[Input data Boundary: Start]

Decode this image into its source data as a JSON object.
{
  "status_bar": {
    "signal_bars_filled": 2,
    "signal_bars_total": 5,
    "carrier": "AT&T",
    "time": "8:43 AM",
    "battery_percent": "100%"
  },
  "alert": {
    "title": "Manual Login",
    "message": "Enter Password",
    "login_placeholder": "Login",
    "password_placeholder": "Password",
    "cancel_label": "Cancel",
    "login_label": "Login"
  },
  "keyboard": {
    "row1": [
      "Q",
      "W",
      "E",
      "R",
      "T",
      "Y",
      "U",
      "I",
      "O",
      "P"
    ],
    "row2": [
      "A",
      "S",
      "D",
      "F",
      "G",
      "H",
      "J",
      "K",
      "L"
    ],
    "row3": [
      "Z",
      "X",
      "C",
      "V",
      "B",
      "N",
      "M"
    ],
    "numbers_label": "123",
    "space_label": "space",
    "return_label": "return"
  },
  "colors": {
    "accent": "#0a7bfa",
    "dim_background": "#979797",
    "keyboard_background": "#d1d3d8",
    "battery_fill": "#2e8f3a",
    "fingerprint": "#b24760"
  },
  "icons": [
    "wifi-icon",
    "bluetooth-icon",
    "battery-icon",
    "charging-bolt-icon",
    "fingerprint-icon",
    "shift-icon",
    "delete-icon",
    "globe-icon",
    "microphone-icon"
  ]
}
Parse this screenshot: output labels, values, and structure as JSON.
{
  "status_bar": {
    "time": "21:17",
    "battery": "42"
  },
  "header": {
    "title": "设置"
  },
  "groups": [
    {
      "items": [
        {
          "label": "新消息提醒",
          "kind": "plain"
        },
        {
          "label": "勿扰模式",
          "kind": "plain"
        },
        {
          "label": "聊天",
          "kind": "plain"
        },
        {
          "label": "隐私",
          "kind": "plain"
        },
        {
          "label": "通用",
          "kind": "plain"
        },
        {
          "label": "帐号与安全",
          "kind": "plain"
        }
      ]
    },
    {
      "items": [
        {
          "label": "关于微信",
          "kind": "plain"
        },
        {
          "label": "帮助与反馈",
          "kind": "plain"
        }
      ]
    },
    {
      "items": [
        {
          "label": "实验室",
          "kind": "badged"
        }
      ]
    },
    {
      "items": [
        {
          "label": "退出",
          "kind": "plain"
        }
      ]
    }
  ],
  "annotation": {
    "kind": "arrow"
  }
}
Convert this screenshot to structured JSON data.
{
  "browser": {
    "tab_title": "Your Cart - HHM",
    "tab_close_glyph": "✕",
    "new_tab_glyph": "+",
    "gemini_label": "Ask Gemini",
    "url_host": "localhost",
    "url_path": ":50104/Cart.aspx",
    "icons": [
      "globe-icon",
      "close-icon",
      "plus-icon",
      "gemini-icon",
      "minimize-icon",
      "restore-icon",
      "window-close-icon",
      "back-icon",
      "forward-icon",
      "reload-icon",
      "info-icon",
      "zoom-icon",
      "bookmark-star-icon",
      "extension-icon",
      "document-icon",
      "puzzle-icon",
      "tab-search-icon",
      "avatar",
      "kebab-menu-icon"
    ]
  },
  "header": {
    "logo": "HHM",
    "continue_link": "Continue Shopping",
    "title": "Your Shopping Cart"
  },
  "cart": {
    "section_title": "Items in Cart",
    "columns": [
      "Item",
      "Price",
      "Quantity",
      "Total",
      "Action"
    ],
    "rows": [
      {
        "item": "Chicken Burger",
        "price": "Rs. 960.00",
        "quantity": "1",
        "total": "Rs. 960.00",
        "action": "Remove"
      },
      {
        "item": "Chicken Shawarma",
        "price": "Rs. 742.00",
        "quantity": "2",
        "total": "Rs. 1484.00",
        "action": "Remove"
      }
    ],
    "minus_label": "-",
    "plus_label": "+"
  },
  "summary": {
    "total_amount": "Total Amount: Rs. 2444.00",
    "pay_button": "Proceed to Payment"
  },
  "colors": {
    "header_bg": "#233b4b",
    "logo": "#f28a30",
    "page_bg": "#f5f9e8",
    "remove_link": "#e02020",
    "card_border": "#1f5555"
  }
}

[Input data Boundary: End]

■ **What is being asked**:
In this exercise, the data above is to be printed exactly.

■ **Task solution**:
Decode this image into its source data as a JSON object.
{
  "status_bar": {
    "signal_bars_filled": 2,
    "signal_bars_total": 5,
    "carrier": "AT&T",
    "time": "8:43 AM",
    "battery_percent": "100%"
  },
  "alert": {
    "title": "Manual Login",
    "message": "Enter Password",
    "login_placeholder": "Login",
    "password_placeholder": "Password",
    "cancel_label": "Cancel",
    "login_label": "Login"
  },
  "keyboard": {
    "row1": [
      "Q",
      "W",
      "E",
      "R",
      "T",
      "Y",
      "U",
      "I",
      "O",
      "P"
    ],
    "row2": [
      "A",
      "S",
      "D",
      "F",
      "G",
      "H",
      "J",
      "K",
      "L"
    ],
    "row3": [
      "Z",
      "X",
      "C",
      "V",
      "B",
      "N",
      "M"
    ],
    "numbers_label": "123",
    "space_label": "space",
    "return_label": "return"
  },
  "colors": {
    "accent": "#0a7bfa",
    "dim_background": "#979797",
    "keyboard_background": "#d1d3d8",
    "battery_fill": "#2e8f3a",
    "fingerprint": "#b24760"
  },
  "icons": [
    "wifi-icon",
    "bluetooth-icon",
    "battery-icon",
    "charging-bolt-icon",
    "fingerprint-icon",
    "shift-icon",
    "delete-icon",
    "globe-icon",
    "microphone-icon"
  ]
}
Parse this screenshot: output labels, values, and structure as JSON.
{
  "status_bar": {
    "time": "21:17",
    "battery": "42"
  },
  "header": {
    "title": "设置"
  },
  "groups": [
    {
      "items": [
        {
          "label": "新消息提醒",
          "kind": "plain"
        },
        {
          "label": "勿扰模式",
          "kind": "plain"
        },
        {
          "label": "聊天",
          "kind": "plain"
        },
        {
          "label": "隐私",
          "kind": "plain"
        },
        {
          "label": "通用",
          "kind": "plain"
        },
        {
          "label": "帐号与安全",
          "kind": "plain"
        }
      ]
    },
    {
      "items": [
        {
          "label": "关于微信",
          "kind": "plain"
        },
        {
          "label": "帮助与反馈",
          "kind": "plain"
        }
      ]
    },
    {
      "items": [
        {
          "label": "实验室",
          "kind": "badged"
        }
      ]
    },
    {
      "items": [
        {
          "label": "退出",
          "kind": "plain"
        }
      ]
    }
  ],
  "annotation": {
    "kind": "arrow"
  }
}
Convert this screenshot to structured JSON data.
{
  "browser": {
    "tab_title": "Your Cart - HHM",
    "tab_close_glyph": "✕",
    "new_tab_glyph": "+",
    "gemini_label": "Ask Gemini",
    "url_host": "localhost",
    "url_path": ":50104/Cart.aspx",
    "icons": [
      "globe-icon",
      "close-icon",
      "plus-icon",
      "gemini-icon",
      "minimize-icon",
      "restore-icon",
      "window-close-icon",
      "back-icon",
      "forward-icon",
      "reload-icon",
      "info-icon",
      "zoom-icon",
      "bookmark-star-icon",
      "extension-icon",
      "document-icon",
      "puzzle-icon",
      "tab-search-icon",
      "avatar",
      "kebab-menu-icon"
    ]
  },
  "header": {
    "logo": "HHM",
    "continue_link": "Continue Shopping",
    "title": "Your Shopping Cart"
  },
  "cart": {
    "section_title": "Items in Cart",
    "columns": [
      "Item",
      "Price",
      "Quantity",
      "Total",
      "Action"
    ],
    "rows": [
      {
        "item": "Chicken Burger",
        "price": "Rs. 960.00",
        "quantity": "1",
        "total": "Rs. 960.00",
        "action": "Remove"
      },
      {
        "item": "Chicken Shawarma",
        "price": "Rs. 742.00",
        "quantity": "2",
        "total": "Rs. 1484.00",
        "action": "Remove"
      }
    ],
    "minus_label": "-",
    "plus_label": "+"
  },
  "summary": {
    "total_amount": "Total Amount: Rs. 2444.00",
    "pay_button": "Proceed to Payment"
  },
  "colors": {
    "header_bg": "#233b4b",
    "logo": "#f28a30",
    "page_bg": "#f5f9e8",
    "remove_link": "#e02020",
    "card_border": "#1f5555"
  }
}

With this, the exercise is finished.